> [WHAT YOU HAVE TO DO]
Pull out every line below containing the word "rating".

> [SOURCE INFORMATION]

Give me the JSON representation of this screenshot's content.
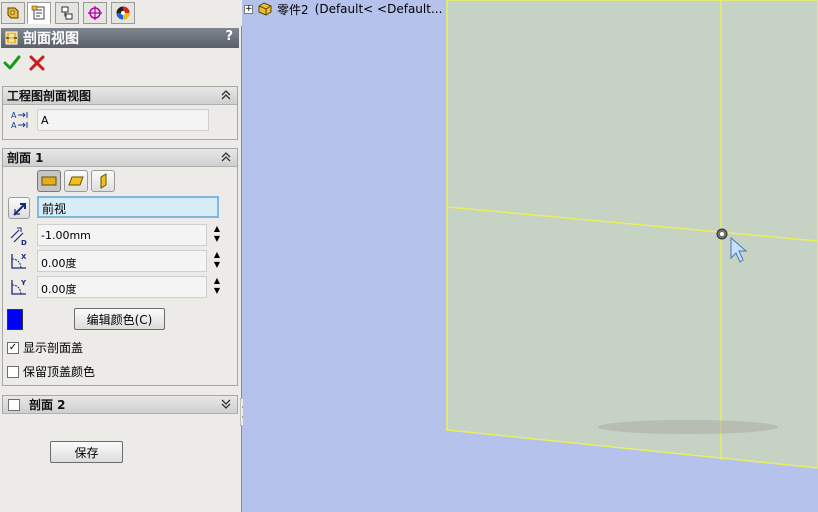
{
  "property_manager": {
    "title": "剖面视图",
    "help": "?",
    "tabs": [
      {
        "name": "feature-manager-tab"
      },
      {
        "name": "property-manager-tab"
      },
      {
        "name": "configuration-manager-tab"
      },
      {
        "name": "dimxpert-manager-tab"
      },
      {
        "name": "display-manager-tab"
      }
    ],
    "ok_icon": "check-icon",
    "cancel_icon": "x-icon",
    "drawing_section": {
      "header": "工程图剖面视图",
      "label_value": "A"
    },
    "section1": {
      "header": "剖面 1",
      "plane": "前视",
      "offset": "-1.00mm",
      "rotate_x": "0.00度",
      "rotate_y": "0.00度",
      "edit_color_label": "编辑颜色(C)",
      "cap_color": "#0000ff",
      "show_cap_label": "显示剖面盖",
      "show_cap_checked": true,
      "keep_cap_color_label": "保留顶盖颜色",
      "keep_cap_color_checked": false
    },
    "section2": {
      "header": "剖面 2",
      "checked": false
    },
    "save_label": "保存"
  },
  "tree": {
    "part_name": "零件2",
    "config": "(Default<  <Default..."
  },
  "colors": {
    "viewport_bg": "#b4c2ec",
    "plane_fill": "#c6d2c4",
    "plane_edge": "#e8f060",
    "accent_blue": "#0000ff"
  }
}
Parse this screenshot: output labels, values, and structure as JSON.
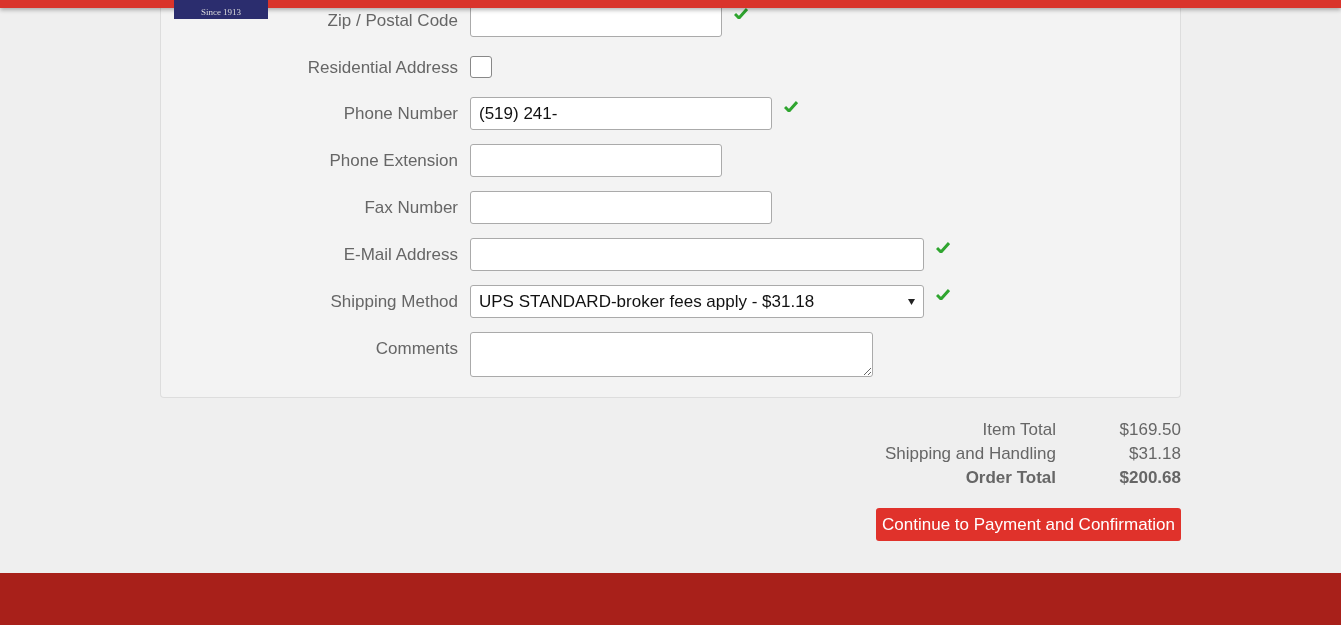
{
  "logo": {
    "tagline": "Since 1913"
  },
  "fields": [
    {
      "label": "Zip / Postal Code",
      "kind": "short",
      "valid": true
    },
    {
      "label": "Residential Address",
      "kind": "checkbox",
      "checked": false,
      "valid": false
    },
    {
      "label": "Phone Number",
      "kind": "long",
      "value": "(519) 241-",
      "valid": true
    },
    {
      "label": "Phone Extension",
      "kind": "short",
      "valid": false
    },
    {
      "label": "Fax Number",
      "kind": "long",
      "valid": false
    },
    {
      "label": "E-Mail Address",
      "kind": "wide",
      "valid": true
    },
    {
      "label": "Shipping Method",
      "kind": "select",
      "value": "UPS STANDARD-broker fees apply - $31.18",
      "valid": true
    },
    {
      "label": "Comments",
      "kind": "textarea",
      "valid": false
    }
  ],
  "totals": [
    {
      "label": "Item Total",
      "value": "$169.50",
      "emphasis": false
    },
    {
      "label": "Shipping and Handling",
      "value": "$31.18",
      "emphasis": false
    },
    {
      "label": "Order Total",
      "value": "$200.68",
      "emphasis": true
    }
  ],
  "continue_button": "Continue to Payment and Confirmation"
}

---

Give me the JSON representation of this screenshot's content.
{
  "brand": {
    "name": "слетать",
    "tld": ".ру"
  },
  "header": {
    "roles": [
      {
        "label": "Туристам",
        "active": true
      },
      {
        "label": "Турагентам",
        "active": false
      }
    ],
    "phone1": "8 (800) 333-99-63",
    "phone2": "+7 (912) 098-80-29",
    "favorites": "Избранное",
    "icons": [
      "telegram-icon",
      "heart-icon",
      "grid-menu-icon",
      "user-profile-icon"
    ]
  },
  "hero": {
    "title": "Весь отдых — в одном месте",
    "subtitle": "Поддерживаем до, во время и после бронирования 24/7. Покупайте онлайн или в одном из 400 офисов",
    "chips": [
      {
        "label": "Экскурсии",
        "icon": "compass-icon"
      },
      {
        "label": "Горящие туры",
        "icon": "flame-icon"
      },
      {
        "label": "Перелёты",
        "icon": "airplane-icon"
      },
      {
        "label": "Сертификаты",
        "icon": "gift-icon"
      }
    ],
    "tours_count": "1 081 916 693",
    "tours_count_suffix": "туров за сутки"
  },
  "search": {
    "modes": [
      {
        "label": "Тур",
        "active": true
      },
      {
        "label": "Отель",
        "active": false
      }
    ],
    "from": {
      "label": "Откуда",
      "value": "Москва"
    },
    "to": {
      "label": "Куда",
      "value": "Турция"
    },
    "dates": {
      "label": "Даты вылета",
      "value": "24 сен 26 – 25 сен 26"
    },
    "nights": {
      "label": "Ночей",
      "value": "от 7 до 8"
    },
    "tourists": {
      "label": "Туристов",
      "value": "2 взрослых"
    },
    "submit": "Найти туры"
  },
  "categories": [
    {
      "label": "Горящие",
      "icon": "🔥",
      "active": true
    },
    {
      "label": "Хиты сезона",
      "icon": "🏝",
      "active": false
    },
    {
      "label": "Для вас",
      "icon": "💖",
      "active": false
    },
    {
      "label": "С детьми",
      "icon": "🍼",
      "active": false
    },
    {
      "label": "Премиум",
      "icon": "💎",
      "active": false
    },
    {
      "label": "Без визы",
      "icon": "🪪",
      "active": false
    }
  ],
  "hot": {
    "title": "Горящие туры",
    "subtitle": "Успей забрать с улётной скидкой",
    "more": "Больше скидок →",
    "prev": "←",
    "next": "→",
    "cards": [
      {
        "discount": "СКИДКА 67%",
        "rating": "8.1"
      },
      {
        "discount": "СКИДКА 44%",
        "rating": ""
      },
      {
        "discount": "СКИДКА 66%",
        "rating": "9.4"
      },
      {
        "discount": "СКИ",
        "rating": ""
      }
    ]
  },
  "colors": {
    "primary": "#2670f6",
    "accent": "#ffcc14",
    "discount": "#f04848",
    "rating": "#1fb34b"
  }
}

> [SOLUTION TO THIS TASK]
        "rating": "8.1"
        "rating": ""
        "rating": "9.4"
        "rating": ""
    "rating": "#1fb34b"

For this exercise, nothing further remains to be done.